The stairs have been my mountain to climb over the last few days, and last night, as I am sure many of you saw on Instagram, I mastered them! I am no Usain Bolt, but more of a Mo Farrah, the stairs have become my long distance event, but I am taking it all in my stride, literally, and soon I won’t even have to think when climbing the stairs.
During the first 6 weeks, which I am currently in, there are some limitations to a hip replacement, I have wear pressure stockings to prevent a blood clot, torture on the hottest day for 10 years although I have been filling them with ice cubes. The hip contains some of the biggest arteries in the body and therefore exposes the patient to an increased blood clot risk, this is also raised by the anaesthetic which takes 6 weeks for your liver to process. I also have two rules to abide by, I can’t cross my operated knee across my mid line (nose to belly button) so must sleep on my side with a pillow between my legs and my hip can’t be at an angle of 90 degrees or lower with my pelvis. We have had to raise the height of most chairs to meet this last rule.

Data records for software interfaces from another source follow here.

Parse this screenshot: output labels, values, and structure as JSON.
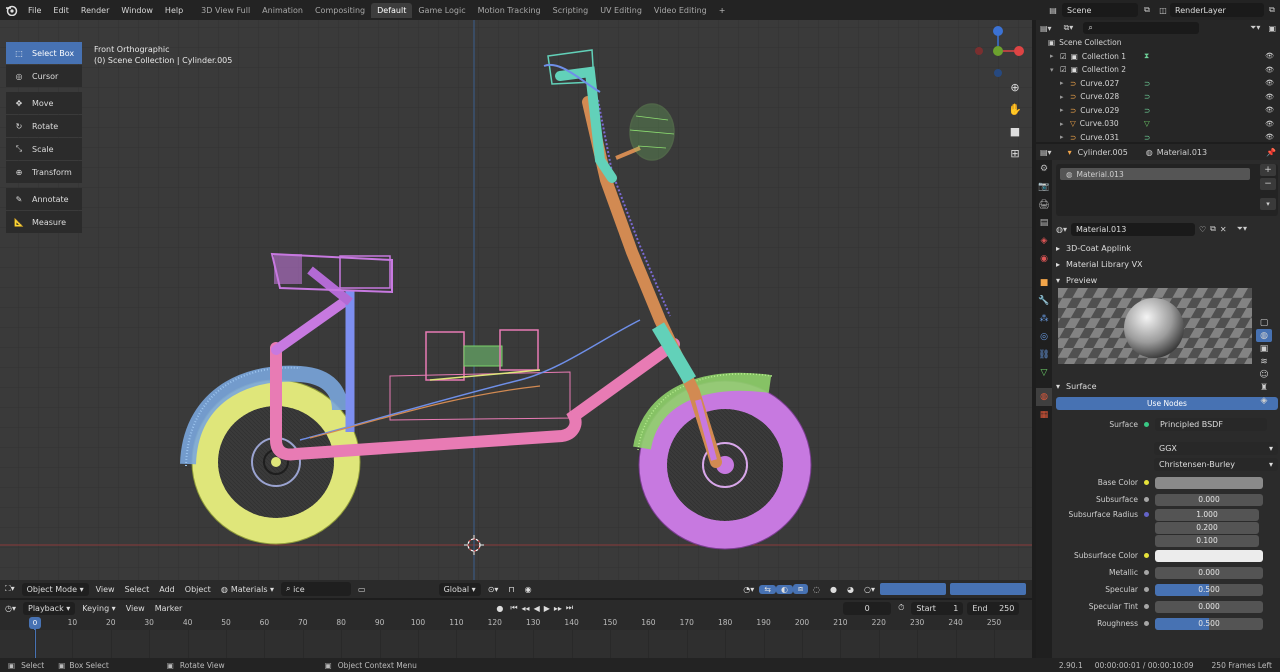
{
  "menu": [
    "File",
    "Edit",
    "Render",
    "Window",
    "Help"
  ],
  "workspaces": [
    {
      "label": "3D View Full",
      "active": false
    },
    {
      "label": "Animation",
      "active": false
    },
    {
      "label": "Compositing",
      "active": false
    },
    {
      "label": "Default",
      "active": true
    },
    {
      "label": "Game Logic",
      "active": false
    },
    {
      "label": "Motion Tracking",
      "active": false
    },
    {
      "label": "Scripting",
      "active": false
    },
    {
      "label": "UV Editing",
      "active": false
    },
    {
      "label": "Video Editing",
      "active": false
    }
  ],
  "scene": "Scene",
  "render_layer": "RenderLayer",
  "viewport": {
    "view_name": "Front Orthographic",
    "collection_path": "(0) Scene Collection | Cylinder.005"
  },
  "tools": [
    {
      "label": "Select Box",
      "icon": "select-box-icon",
      "active": true
    },
    {
      "label": "Cursor",
      "icon": "cursor-icon",
      "active": false
    },
    {
      "label": "Move",
      "icon": "move-icon",
      "active": false
    },
    {
      "label": "Rotate",
      "icon": "rotate-icon",
      "active": false
    },
    {
      "label": "Scale",
      "icon": "scale-icon",
      "active": false
    },
    {
      "label": "Transform",
      "icon": "transform-icon",
      "active": false
    },
    {
      "label": "Annotate",
      "icon": "annotate-icon",
      "active": false
    },
    {
      "label": "Measure",
      "icon": "measure-icon",
      "active": false
    }
  ],
  "vp_header": {
    "mode": "Object Mode",
    "view": "View",
    "select": "Select",
    "add": "Add",
    "object": "Object",
    "materials": "Materials",
    "search": "ice",
    "transform_orientation": "Global"
  },
  "timeline": {
    "playback": "Playback",
    "keying": "Keying",
    "view": "View",
    "marker": "Marker",
    "current_frame": "0",
    "start_label": "Start",
    "start": "1",
    "end_label": "End",
    "end": "250",
    "ticks": [
      "0",
      "10",
      "20",
      "30",
      "40",
      "50",
      "60",
      "70",
      "80",
      "90",
      "100",
      "110",
      "120",
      "130",
      "140",
      "150",
      "160",
      "170",
      "180",
      "190",
      "200",
      "210",
      "220",
      "230",
      "240",
      "250"
    ]
  },
  "status": {
    "select": "Select",
    "box_select": "Box Select",
    "rotate_view": "Rotate View",
    "context_menu": "Object Context Menu",
    "version": "2.90.1",
    "time": "00:00:00:01 / 00:00:10:09",
    "frames_left": "250 Frames Left"
  },
  "outliner": {
    "root": "Scene Collection",
    "rows": [
      {
        "label": "Collection 1",
        "indent": 1
      },
      {
        "label": "Collection 2",
        "indent": 1
      },
      {
        "label": "Curve.027",
        "indent": 2
      },
      {
        "label": "Curve.028",
        "indent": 2
      },
      {
        "label": "Curve.029",
        "indent": 2
      },
      {
        "label": "Curve.030",
        "indent": 2
      },
      {
        "label": "Curve.031",
        "indent": 2
      }
    ]
  },
  "properties": {
    "object": "Cylinder.005",
    "material": "Material.013",
    "slot": "Material.013",
    "material_field": "Material.013",
    "panels": [
      "3D-Coat Applink",
      "Material Library VX",
      "Preview"
    ],
    "surface_panel": "Surface",
    "use_nodes": "Use Nodes",
    "surface_label": "Surface",
    "surface_value": "Principled BSDF",
    "distribution": "GGX",
    "subsurface_method": "Christensen-Burley",
    "fields": [
      {
        "label": "Base Color",
        "type": "color",
        "color": "#8a8a8a",
        "dot": "#e6e23a"
      },
      {
        "label": "Subsurface",
        "type": "num",
        "value": "0.000",
        "dot": "#a6a6a6"
      },
      {
        "label": "Subsurface Radius",
        "type": "vec",
        "values": [
          "1.000",
          "0.200",
          "0.100"
        ],
        "dot": "#6363c7"
      },
      {
        "label": "Subsurface Color",
        "type": "color",
        "color": "#ececec",
        "dot": "#e6e23a"
      },
      {
        "label": "Metallic",
        "type": "num",
        "value": "0.000",
        "dot": "#a6a6a6"
      },
      {
        "label": "Specular",
        "type": "bar",
        "value": "0.500",
        "fill": 0.5,
        "dot": "#a6a6a6"
      },
      {
        "label": "Specular Tint",
        "type": "num",
        "value": "0.000",
        "dot": "#a6a6a6"
      },
      {
        "label": "Roughness",
        "type": "bar",
        "value": "0.500",
        "fill": 0.5,
        "dot": "#a6a6a6"
      }
    ]
  },
  "colors": {
    "accent": "#4772b3",
    "pink": "#e87bb4",
    "purple": "#c779e0",
    "yellow": "#dfe67a",
    "blue_wire": "#6f8fe8",
    "green": "#7bd36a",
    "orange": "#d28a52",
    "teal": "#62d1b9"
  }
}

With my progress over the last 9 days, I can’t wait to see what the next 9 hold. While it has been said I write with a very positive attitude, I can only talk about my successes as I devoted a lot of time into my physio, taken proper time to rest every day and eaten the foods my body needs during its recovery. An outcome like this certainly doesn’t come if you don’t strive/hobble towards it.
For those awaiting a hip replacement and reading this, there will be tears, and lots of them, there will be pain and lack of sleep, and there will be frustration, but don’t get caught up in 'the now', pick an achievable target and do everything to get there!
My next major goal is running, what will yours be…
Ps. I have had a few questions about my surgeon, the hospital and the type of prosthesis used.
I was lucky enough to be privately covered by my Dad’s work health insurance so was under a surgeons care at the London Clinic. For the name of the surgeon, please contact me directly.
The prosthesis is ceramic on ceramic with no cement to make the replacement last as long as possible due to my age. Typically the cement deteriorates first, requiring a secondary or even tertiary total hip replacement, the lack of cement means my bone can intwine and grow into the replacement, hopefully increasing its longevity From my research (some of the links can be found on the links page), I believe ceramic was chosen to eliminate the risk of metal in the blood caused by a metal replacement. While the repercussions of slight metal in the blood is unknown, I personally feel it is best to avoid it, and I think this was my surgeon's logic.
(none of the information provided in this blog is medical information and everything here should be discussed thoroughly with a medical professional)